There is a common misconception abounds in the week building up to any meeting between Celtic and Rangers thst follows the much-aired chat that the formbook goes out the window on such occasions.
The evidence presented via the history books would buck that theory with the positive outcome more often than not coming down in favour of the side who goes into the meeting with the wind at their back and a spring in their step.
Celtic, then, on the back of a League Cup exit to Kilmarnock and a turgid goalless draw to St Johnstone where the football was pedestrian and turgid, have every right to look towards a trip to Ibrox on Sunday with some trepidation, despite the fact that Rangers have looked fairly average in the opening weeks of the season.
There is another source of intrigue, too, with regards to the outcome of this weekend’s meeting; the victor tends to take the spoils in terms of the Championship.
Only six times in the last 38 years have the team who ended up on the losing side of the first meeting recovered sufficiently to take the title.
Ange Postecoglou was the last manager to arrest the trend as he lost his first game at Ibrox but went on to deliver the Championship in his inaugural season.
The difference is that the Celtic side that is under-performing now should not be a work in progress.
Where Postecoglou inherited a team that had been hollowed out after the disastrous Covid season, Brendan Rodgers arrived to take charge of a treble winning side with players at the peak of their game.

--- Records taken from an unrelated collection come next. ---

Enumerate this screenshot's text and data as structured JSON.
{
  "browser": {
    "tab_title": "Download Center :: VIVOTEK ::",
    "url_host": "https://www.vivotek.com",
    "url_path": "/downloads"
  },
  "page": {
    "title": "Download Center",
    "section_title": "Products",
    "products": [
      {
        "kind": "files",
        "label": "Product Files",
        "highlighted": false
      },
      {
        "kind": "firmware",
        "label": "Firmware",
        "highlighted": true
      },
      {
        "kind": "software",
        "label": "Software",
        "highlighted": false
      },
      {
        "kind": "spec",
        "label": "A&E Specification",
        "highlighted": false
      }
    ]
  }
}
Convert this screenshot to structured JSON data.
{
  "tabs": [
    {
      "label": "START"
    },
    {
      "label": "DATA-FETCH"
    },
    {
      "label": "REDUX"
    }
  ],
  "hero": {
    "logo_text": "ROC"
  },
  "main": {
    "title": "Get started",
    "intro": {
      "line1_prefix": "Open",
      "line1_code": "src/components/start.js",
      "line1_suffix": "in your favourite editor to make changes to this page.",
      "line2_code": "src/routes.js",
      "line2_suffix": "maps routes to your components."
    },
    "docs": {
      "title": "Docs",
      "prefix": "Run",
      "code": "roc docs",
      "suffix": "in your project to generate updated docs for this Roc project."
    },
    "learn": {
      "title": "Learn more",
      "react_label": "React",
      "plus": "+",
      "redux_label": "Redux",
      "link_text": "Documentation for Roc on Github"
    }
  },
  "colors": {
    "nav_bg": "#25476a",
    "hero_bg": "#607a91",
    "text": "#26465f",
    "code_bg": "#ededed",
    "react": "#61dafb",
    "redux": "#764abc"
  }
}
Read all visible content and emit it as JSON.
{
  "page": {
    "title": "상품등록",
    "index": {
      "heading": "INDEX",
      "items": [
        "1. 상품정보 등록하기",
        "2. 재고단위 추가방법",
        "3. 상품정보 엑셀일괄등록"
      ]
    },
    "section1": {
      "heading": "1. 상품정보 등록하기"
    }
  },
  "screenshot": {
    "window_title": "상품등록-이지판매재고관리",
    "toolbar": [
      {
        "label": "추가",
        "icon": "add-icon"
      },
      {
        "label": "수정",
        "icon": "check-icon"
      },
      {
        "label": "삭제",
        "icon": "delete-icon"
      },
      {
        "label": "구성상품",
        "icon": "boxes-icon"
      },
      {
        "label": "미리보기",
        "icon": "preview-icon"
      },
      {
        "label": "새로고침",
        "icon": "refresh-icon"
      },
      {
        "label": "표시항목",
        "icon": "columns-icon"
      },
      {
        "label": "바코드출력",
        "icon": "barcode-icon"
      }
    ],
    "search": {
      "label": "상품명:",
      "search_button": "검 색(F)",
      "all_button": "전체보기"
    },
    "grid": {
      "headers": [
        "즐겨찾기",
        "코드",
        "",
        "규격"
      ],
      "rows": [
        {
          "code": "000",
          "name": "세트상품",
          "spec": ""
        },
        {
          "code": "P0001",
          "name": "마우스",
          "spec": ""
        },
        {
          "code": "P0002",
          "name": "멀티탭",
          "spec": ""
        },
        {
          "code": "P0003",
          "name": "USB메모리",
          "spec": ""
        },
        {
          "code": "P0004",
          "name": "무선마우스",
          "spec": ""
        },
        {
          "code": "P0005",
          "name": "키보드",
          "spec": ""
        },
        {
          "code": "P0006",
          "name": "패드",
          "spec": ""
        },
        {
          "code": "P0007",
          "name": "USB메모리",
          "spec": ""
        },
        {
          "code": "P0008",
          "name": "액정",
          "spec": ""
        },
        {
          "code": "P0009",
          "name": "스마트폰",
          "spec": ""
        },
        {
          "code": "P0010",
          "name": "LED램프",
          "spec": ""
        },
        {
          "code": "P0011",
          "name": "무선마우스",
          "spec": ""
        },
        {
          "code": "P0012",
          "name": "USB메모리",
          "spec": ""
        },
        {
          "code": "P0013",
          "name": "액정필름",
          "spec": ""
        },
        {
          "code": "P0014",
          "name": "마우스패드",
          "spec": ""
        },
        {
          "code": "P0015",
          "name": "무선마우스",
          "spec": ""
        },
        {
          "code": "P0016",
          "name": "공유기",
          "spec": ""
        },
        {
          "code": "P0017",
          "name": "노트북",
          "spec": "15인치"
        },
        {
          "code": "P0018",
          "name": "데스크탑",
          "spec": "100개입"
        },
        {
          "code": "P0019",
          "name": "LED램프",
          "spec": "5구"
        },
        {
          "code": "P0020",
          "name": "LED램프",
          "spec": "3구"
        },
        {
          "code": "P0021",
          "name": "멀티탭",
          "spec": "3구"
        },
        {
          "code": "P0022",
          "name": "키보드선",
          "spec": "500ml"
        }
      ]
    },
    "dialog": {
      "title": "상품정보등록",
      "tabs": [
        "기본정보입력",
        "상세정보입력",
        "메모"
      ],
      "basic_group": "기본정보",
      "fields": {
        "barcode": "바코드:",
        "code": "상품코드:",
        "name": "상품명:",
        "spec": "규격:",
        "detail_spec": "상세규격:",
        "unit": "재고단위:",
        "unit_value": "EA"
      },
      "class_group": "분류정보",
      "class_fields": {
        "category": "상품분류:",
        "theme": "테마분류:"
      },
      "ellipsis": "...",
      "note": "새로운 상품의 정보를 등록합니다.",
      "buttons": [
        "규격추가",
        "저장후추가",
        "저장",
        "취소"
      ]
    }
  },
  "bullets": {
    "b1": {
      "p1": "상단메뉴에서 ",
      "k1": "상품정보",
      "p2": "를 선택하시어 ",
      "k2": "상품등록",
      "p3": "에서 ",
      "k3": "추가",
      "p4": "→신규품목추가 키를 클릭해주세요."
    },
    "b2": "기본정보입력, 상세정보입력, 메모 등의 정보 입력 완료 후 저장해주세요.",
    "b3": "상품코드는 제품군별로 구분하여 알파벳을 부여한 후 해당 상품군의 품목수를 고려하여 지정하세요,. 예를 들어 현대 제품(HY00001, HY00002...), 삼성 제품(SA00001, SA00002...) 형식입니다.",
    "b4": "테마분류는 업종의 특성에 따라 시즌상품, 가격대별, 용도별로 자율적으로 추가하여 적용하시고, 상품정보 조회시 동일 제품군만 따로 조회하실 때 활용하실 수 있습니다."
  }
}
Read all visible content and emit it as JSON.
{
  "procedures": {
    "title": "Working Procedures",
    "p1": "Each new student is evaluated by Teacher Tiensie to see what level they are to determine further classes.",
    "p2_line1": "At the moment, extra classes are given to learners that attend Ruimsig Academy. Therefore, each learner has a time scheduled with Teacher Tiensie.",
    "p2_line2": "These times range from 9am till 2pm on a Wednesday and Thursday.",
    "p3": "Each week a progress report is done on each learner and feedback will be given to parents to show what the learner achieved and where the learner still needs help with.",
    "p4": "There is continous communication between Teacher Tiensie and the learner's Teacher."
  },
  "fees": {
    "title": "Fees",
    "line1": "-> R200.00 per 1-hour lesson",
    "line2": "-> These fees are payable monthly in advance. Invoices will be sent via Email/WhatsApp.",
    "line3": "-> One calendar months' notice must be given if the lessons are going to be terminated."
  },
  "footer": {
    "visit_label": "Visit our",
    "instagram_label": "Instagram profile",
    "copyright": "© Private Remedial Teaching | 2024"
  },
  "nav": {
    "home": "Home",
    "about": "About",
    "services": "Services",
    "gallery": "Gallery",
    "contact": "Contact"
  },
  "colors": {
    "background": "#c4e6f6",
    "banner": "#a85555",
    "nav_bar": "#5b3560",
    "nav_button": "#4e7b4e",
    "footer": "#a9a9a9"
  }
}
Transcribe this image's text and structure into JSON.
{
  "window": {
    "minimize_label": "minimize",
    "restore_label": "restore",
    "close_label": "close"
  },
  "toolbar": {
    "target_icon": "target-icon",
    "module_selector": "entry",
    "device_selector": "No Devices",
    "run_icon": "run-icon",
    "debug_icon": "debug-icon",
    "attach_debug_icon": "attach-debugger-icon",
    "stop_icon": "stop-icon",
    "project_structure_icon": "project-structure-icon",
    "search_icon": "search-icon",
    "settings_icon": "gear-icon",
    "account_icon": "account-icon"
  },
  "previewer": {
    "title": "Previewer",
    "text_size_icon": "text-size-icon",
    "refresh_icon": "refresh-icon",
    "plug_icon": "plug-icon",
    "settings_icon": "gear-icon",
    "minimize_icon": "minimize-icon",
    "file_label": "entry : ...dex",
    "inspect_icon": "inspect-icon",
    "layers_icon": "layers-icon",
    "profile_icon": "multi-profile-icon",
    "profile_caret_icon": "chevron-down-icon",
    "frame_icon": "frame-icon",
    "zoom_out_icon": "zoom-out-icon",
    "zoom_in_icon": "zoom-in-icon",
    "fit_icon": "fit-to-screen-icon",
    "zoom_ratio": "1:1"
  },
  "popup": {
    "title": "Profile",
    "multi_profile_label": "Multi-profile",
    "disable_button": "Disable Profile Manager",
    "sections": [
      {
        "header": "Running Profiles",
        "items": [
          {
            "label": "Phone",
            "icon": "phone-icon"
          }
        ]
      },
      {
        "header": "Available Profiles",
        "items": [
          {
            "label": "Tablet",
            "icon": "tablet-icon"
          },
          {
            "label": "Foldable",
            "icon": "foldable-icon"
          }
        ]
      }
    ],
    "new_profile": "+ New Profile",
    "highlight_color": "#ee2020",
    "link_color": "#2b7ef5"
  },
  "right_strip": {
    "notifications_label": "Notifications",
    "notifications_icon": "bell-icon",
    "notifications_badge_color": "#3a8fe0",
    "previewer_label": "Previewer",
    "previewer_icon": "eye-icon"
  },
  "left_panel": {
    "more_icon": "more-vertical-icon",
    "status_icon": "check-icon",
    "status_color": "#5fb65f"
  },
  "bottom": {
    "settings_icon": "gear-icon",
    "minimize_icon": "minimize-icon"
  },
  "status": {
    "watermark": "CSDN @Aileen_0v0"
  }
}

If Ange-ball has gone to North London, just where have Celtic gone?
Greg Taylor, playing out of skin last season, Callum McGregor, the best player in the country in recent seasons, Kyogo Furuhashi the most clinical finisher in the top flight….all seem shackled and shorn of the presence they offered Celtic.
Rodgers himself on his second tour of office at Celtic Park seems very different to the Rodgers Celtic saw first time around.
Part of that can be explained in the circumstances of his return. First time around the welcome mat was rolled out and then some as he arrived like Celtic’s messiah.
This summer there was an acceptance of his appointment by the majority who saw it is a pragmatic call but it was cushioned in the expectation that there would be a continuation of the dominance Celtic have imposed domestically across recent seasons.
As evidenced at Celtic Park at full-time on Saturday, fans are not known for their patience when that is in jeopardy.
There is an element of head-scratching among all this as Celtic look miles weaker than the team who claimed a treble last term.
This week looms large on and off the pitch now as Celtic find themselves in the familiar position of heading into the last week of a transfer window with a wish list of first-team ready players as the clock ticks loudly in the background.